The Baguio Country Club’s employees put together this so-called Christmas Village as part of their cost-cutting, thus the recycled materials used in almost all the miniature houses, synthetic snowman figures, and Christmas trinkets found in the circular enclosure in front of the BCC’s main building.
As is volunteered at the entrance, recycled materials used in this village were used soda tins and caps, paper cups, empty wine and water bottles, paper (including tarpaulins), lumber and plywood, sawdust, plates, tissue holders, Styrofoam containers and other boxes, oil cans, wires, and even construction debris and fallen pine cones, tree barks, and branches.

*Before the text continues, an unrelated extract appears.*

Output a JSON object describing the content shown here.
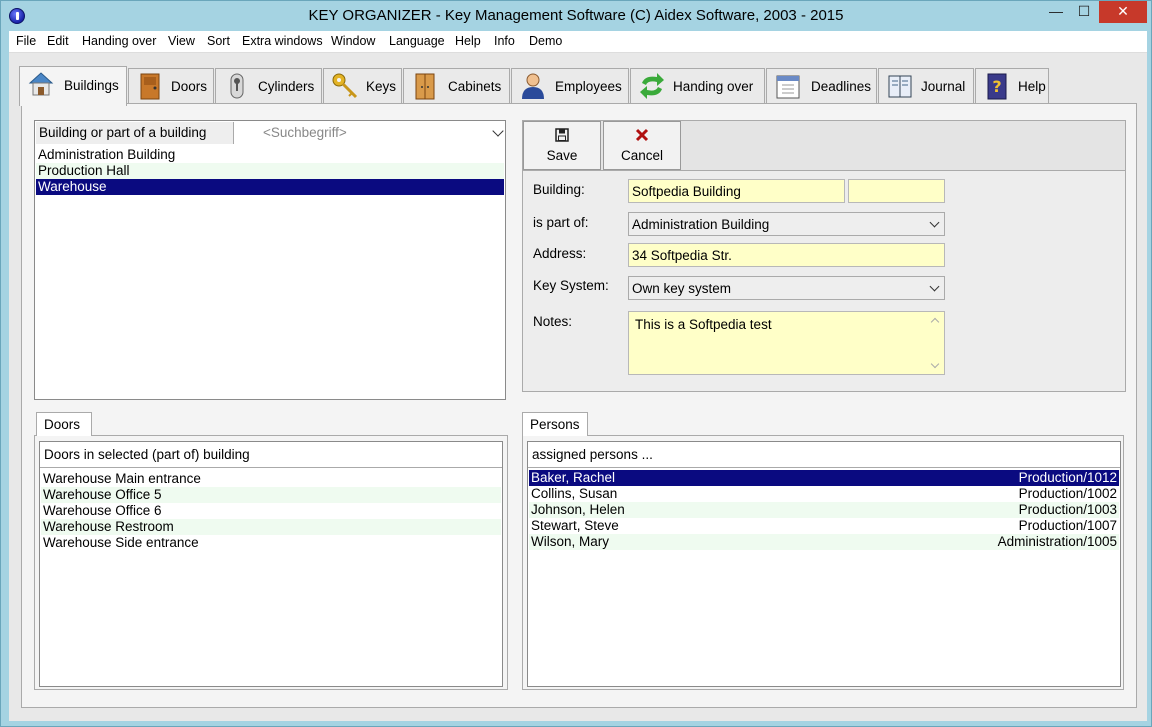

This gingerbread house–which sells BCC’s pastries–has an edible facade made of icing. They also serve delectable, soft, piping hot bibingka for P80. Hands down–I loved it. We also sampled their pesto and cheese roll (P45), cream puff (P35), and of course, their coffee. THAT was the highlight of this night, really–the food part. Try having coffee and bread on one of the benches surrounding the Christmas tree, with Christmas songs playing–oh well, you get the point–it’s rather enjoyable that way.
A battery-operated train car roves around the middle. If you can shove Santa off the train, and fit yourself into the driver’s seat, you can drive this noiselessly around (assuming you don’t have competition from overzealous kids).
It didn’t have as much of the lights we expected it to have (after all, it was the Baguio Country Club), but I think this is something really for the kids. Anyhow, if you plan to drop by, I think an hour or so wouldn’t be a waste of your time.
The BCC’s Christmas Village is located just across the country club’s entrance. A fee of P30 for adults and P10 for children 4 to 12 years old is being collected. BCC members get in for free. It’s open until January 6, 2012, 9 AM to 10 PM (obviously you have to go when it’s dark if you really want to enjoy).